> _Brief_: The whole listing that follows is to be restated word for word, images excluded.

> _Provided entries_:
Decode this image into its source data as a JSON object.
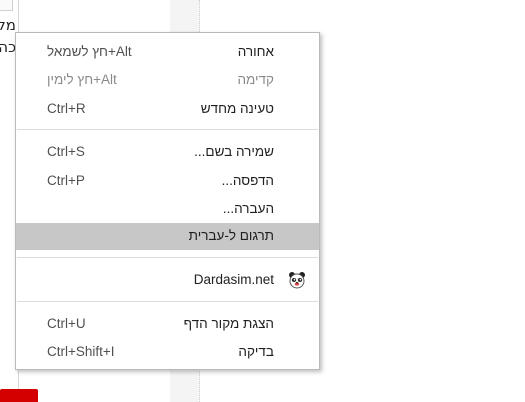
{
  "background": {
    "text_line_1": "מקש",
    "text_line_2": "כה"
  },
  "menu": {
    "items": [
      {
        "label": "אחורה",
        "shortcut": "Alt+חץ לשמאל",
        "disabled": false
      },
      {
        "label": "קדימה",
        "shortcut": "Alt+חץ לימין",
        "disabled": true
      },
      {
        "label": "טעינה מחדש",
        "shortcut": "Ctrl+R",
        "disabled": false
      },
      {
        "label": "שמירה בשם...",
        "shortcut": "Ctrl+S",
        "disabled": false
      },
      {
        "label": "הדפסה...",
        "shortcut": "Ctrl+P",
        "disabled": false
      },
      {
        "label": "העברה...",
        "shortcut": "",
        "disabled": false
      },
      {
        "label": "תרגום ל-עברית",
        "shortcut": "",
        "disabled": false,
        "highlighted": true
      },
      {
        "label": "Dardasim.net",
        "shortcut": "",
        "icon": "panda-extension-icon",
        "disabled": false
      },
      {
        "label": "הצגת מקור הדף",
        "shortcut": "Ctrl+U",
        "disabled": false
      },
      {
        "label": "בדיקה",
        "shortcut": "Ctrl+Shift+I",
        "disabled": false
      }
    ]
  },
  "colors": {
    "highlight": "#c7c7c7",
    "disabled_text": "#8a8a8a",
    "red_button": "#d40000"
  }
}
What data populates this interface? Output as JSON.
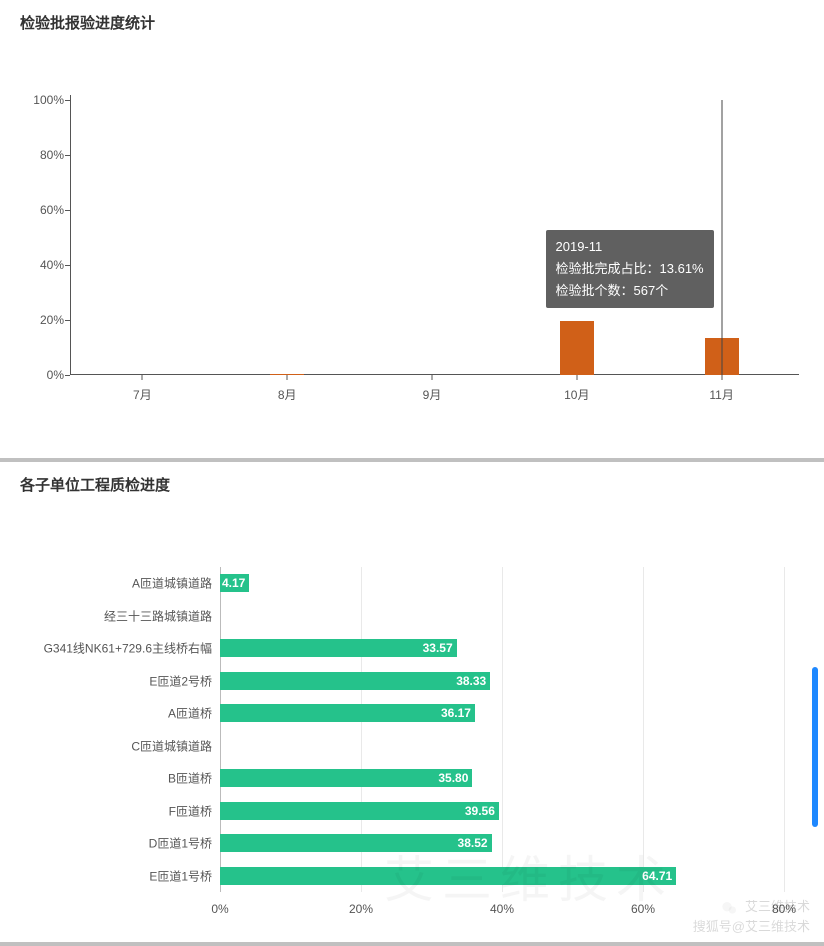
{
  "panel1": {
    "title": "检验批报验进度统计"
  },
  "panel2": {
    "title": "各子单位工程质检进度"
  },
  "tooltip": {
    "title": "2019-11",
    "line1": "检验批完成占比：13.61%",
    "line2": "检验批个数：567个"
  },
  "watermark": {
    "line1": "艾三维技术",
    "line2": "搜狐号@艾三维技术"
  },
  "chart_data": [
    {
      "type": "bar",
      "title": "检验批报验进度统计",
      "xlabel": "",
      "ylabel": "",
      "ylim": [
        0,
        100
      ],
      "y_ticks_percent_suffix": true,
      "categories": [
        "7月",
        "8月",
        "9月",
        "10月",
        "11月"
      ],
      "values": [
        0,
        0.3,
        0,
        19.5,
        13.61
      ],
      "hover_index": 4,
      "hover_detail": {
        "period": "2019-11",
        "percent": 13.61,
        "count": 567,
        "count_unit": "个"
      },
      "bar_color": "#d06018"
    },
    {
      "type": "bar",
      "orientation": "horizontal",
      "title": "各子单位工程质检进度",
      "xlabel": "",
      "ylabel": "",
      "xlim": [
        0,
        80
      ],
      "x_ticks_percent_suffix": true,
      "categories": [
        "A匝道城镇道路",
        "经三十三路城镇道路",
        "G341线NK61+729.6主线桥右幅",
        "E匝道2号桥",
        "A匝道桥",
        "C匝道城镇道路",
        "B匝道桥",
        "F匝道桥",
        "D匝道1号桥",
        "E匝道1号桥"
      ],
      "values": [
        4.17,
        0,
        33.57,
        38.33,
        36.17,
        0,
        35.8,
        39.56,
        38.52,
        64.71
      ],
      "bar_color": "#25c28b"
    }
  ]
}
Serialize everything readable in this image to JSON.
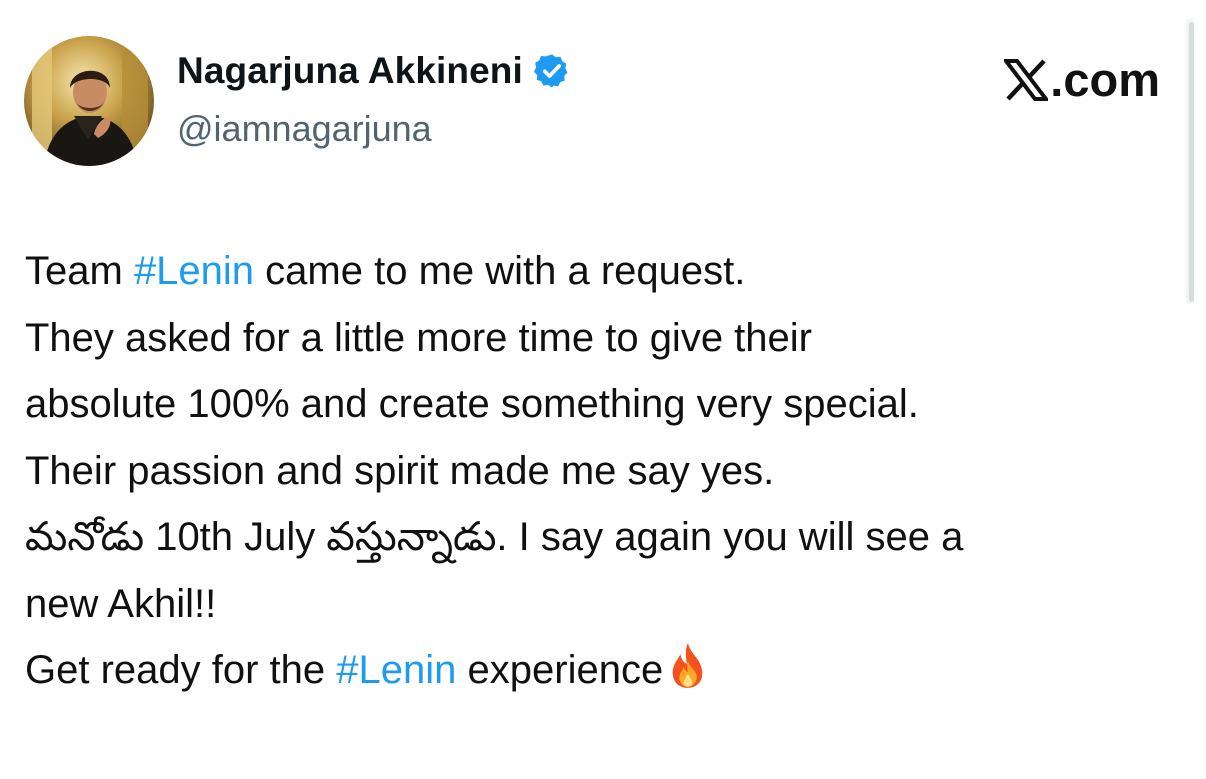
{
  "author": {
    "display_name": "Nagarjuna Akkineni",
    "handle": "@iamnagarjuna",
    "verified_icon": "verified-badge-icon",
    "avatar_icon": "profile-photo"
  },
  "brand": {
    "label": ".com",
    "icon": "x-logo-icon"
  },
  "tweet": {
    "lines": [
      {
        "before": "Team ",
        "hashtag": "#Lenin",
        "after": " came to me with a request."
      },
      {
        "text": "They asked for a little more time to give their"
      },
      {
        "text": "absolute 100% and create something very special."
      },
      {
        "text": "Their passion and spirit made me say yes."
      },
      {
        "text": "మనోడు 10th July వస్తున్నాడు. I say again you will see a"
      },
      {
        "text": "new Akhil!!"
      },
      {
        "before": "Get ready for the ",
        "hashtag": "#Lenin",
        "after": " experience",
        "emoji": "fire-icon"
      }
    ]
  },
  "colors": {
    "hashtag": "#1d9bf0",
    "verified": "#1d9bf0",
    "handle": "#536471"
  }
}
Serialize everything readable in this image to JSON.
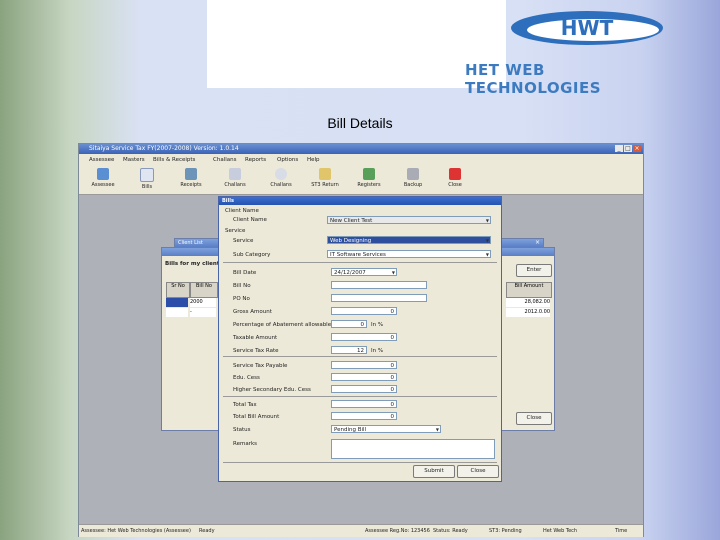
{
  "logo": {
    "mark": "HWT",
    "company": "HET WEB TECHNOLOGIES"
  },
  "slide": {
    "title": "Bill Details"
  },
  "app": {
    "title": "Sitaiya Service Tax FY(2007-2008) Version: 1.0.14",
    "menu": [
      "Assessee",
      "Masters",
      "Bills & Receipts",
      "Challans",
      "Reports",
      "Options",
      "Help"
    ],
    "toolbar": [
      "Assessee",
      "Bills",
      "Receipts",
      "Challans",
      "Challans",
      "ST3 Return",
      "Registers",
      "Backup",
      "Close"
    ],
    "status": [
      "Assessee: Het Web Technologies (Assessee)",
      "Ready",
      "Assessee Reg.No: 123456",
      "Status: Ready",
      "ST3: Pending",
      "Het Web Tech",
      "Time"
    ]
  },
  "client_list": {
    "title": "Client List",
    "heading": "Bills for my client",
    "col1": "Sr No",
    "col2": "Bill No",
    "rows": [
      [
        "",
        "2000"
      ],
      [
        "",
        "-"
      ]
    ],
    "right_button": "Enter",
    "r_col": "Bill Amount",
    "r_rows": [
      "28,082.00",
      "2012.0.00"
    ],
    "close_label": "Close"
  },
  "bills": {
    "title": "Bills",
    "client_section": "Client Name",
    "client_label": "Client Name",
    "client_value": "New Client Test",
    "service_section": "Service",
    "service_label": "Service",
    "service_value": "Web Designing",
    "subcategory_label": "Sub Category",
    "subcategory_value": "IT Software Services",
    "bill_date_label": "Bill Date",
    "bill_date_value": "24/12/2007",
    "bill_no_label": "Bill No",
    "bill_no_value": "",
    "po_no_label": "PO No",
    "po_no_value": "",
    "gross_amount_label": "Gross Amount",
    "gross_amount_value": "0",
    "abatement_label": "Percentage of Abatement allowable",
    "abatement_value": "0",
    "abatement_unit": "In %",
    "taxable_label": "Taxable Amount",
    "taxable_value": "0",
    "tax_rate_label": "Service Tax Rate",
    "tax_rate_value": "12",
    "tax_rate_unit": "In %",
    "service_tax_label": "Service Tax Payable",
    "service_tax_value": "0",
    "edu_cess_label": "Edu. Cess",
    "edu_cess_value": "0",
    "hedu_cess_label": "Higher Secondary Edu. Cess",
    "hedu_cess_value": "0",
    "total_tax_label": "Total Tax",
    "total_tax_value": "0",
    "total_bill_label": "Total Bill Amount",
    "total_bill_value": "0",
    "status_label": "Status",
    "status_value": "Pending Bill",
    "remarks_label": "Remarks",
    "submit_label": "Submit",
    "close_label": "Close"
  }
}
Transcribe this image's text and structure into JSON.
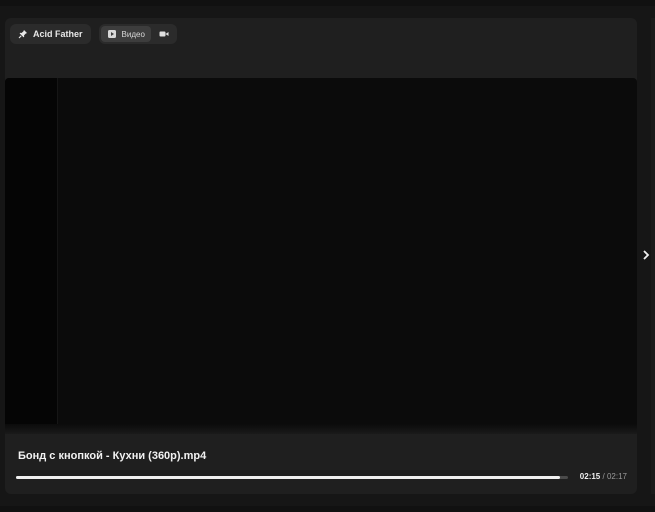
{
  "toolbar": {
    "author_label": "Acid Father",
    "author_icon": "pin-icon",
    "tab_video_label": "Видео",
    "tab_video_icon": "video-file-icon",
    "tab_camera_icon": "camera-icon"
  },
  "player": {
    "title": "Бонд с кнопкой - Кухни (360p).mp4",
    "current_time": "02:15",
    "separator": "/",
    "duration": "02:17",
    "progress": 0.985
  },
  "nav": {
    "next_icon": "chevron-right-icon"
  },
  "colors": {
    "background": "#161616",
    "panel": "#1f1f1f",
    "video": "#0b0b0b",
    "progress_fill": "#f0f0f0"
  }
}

> _Response_:
Decode this image into its source data as a JSON object.
{
  "background": {
    "text_line_1": "מקש",
    "text_line_2": "כה"
  },
  "menu": {
    "items": [
      {
        "label": "אחורה",
        "shortcut": "Alt+חץ לשמאל",
        "disabled": false
      },
      {
        "label": "קדימה",
        "shortcut": "Alt+חץ לימין",
        "disabled": true
      },
      {
        "label": "טעינה מחדש",
        "shortcut": "Ctrl+R",
        "disabled": false
      },
      {
        "label": "שמירה בשם...",
        "shortcut": "Ctrl+S",
        "disabled": false
      },
      {
        "label": "הדפסה...",
        "shortcut": "Ctrl+P",
        "disabled": false
      },
      {
        "label": "העברה...",
        "shortcut": "",
        "disabled": false
      },
      {
        "label": "תרגום ל-עברית",
        "shortcut": "",
        "disabled": false,
        "highlighted": true
      },
      {
        "label": "Dardasim.net",
        "shortcut": "",
        "icon": "panda-extension-icon",
        "disabled": false
      },
      {
        "label": "הצגת מקור הדף",
        "shortcut": "Ctrl+U",
        "disabled": false
      },
      {
        "label": "בדיקה",
        "shortcut": "Ctrl+Shift+I",
        "disabled": false
      }
    ]
  },
  "colors": {
    "highlight": "#c7c7c7",
    "disabled_text": "#8a8a8a",
    "red_button": "#d40000"
  }
}
What data populates this interface? Output as JSON.
{
  "panel1": {
    "title": "检验批报验进度统计"
  },
  "panel2": {
    "title": "各子单位工程质检进度"
  },
  "tooltip": {
    "title": "2019-11",
    "line1": "检验批完成占比：13.61%",
    "line2": "检验批个数：567个"
  },
  "watermark": {
    "line1": "艾三维技术",
    "line2": "搜狐号@艾三维技术"
  },
  "chart_data": [
    {
      "type": "bar",
      "title": "检验批报验进度统计",
      "xlabel": "",
      "ylabel": "",
      "ylim": [
        0,
        100
      ],
      "y_ticks_percent_suffix": true,
      "categories": [
        "7月",
        "8月",
        "9月",
        "10月",
        "11月"
      ],
      "values": [
        0,
        0.3,
        0,
        19.5,
        13.61
      ],
      "hover_index": 4,
      "hover_detail": {
        "period": "2019-11",
        "percent": 13.61,
        "count": 567,
        "count_unit": "个"
      },
      "bar_color": "#d06018"
    },
    {
      "type": "bar",
      "orientation": "horizontal",
      "title": "各子单位工程质检进度",
      "xlabel": "",
      "ylabel": "",
      "xlim": [
        0,
        80
      ],
      "x_ticks_percent_suffix": true,
      "categories": [
        "A匝道城镇道路",
        "经三十三路城镇道路",
        "G341线NK61+729.6主线桥右幅",
        "E匝道2号桥",
        "A匝道桥",
        "C匝道城镇道路",
        "B匝道桥",
        "F匝道桥",
        "D匝道1号桥",
        "E匝道1号桥"
      ],
      "values": [
        4.17,
        0,
        33.57,
        38.33,
        36.17,
        0,
        35.8,
        39.56,
        38.52,
        64.71
      ],
      "bar_color": "#25c28b"
    }
  ]
}
Serialize everything readable in this image to JSON.
{
  "author": {
    "display_name": "Nagarjuna Akkineni",
    "handle": "@iamnagarjuna",
    "verified_icon": "verified-badge-icon",
    "avatar_icon": "profile-photo"
  },
  "brand": {
    "label": ".com",
    "icon": "x-logo-icon"
  },
  "tweet": {
    "lines": [
      {
        "before": "Team ",
        "hashtag": "#Lenin",
        "after": " came to me with a request."
      },
      {
        "text": "They asked for a little more time to give their"
      },
      {
        "text": "absolute 100% and create something very special."
      },
      {
        "text": "Their passion and spirit made me say yes."
      },
      {
        "text": "మనోడు 10th July వస్తున్నాడు. I say again you will see a"
      },
      {
        "text": "new Akhil!!"
      },
      {
        "before": "Get ready for the ",
        "hashtag": "#Lenin",
        "after": " experience",
        "emoji": "fire-icon"
      }
    ]
  },
  "colors": {
    "hashtag": "#1d9bf0",
    "verified": "#1d9bf0",
    "handle": "#536471"
  }
}
Serialize everything readable in this image to JSON.
{
  "logo": {
    "mark": "HWT",
    "company": "HET WEB TECHNOLOGIES"
  },
  "slide": {
    "title": "Bill Details"
  },
  "app": {
    "title": "Sitaiya Service Tax FY(2007-2008) Version: 1.0.14",
    "menu": [
      "Assessee",
      "Masters",
      "Bills & Receipts",
      "Challans",
      "Reports",
      "Options",
      "Help"
    ],
    "toolbar": [
      "Assessee",
      "Bills",
      "Receipts",
      "Challans",
      "Challans",
      "ST3 Return",
      "Registers",
      "Backup",
      "Close"
    ],
    "status": [
      "Assessee: Het Web Technologies (Assessee)",
      "Ready",
      "Assessee Reg.No: 123456",
      "Status: Ready",
      "ST3: Pending",
      "Het Web Tech",
      "Time"
    ]
  },
  "client_list": {
    "title": "Client List",
    "heading": "Bills for my client",
    "col1": "Sr No",
    "col2": "Bill No",
    "rows": [
      [
        "",
        "2000"
      ],
      [
        "",
        "-"
      ]
    ],
    "right_button": "Enter",
    "r_col": "Bill Amount",
    "r_rows": [
      "28,082.00",
      "2012.0.00"
    ],
    "close_label": "Close"
  },
  "bills": {
    "title": "Bills",
    "client_section": "Client Name",
    "client_label": "Client Name",
    "client_value": "New Client Test",
    "service_section": "Service",
    "service_label": "Service",
    "service_value": "Web Designing",
    "subcategory_label": "Sub Category",
    "subcategory_value": "IT Software Services",
    "bill_date_label": "Bill Date",
    "bill_date_value": "24/12/2007",
    "bill_no_label": "Bill No",
    "bill_no_value": "",
    "po_no_label": "PO No",
    "po_no_value": "",
    "gross_amount_label": "Gross Amount",
    "gross_amount_value": "0",
    "abatement_label": "Percentage of Abatement allowable",
    "abatement_value": "0",
    "abatement_unit": "In %",
    "taxable_label": "Taxable Amount",
    "taxable_value": "0",
    "tax_rate_label": "Service Tax Rate",
    "tax_rate_value": "12",
    "tax_rate_unit": "In %",
    "service_tax_label": "Service Tax Payable",
    "service_tax_value": "0",
    "edu_cess_label": "Edu. Cess",
    "edu_cess_value": "0",
    "hedu_cess_label": "Higher Secondary Edu. Cess",
    "hedu_cess_value": "0",
    "total_tax_label": "Total Tax",
    "total_tax_value": "0",
    "total_bill_label": "Total Bill Amount",
    "total_bill_value": "0",
    "status_label": "Status",
    "status_value": "Pending Bill",
    "remarks_label": "Remarks",
    "submit_label": "Submit",
    "close_label": "Close"
  }
}
Transcribe this image's text and structure into JSON.
{
  "toolbar": {
    "author_label": "Acid Father",
    "author_icon": "pin-icon",
    "tab_video_label": "Видео",
    "tab_video_icon": "video-file-icon",
    "tab_camera_icon": "camera-icon"
  },
  "player": {
    "title": "Бонд с кнопкой - Кухни (360p).mp4",
    "current_time": "02:15",
    "separator": "/",
    "duration": "02:17",
    "progress": 0.985
  },
  "nav": {
    "next_icon": "chevron-right-icon"
  },
  "colors": {
    "background": "#161616",
    "panel": "#1f1f1f",
    "video": "#0b0b0b",
    "progress_fill": "#f0f0f0"
  }
}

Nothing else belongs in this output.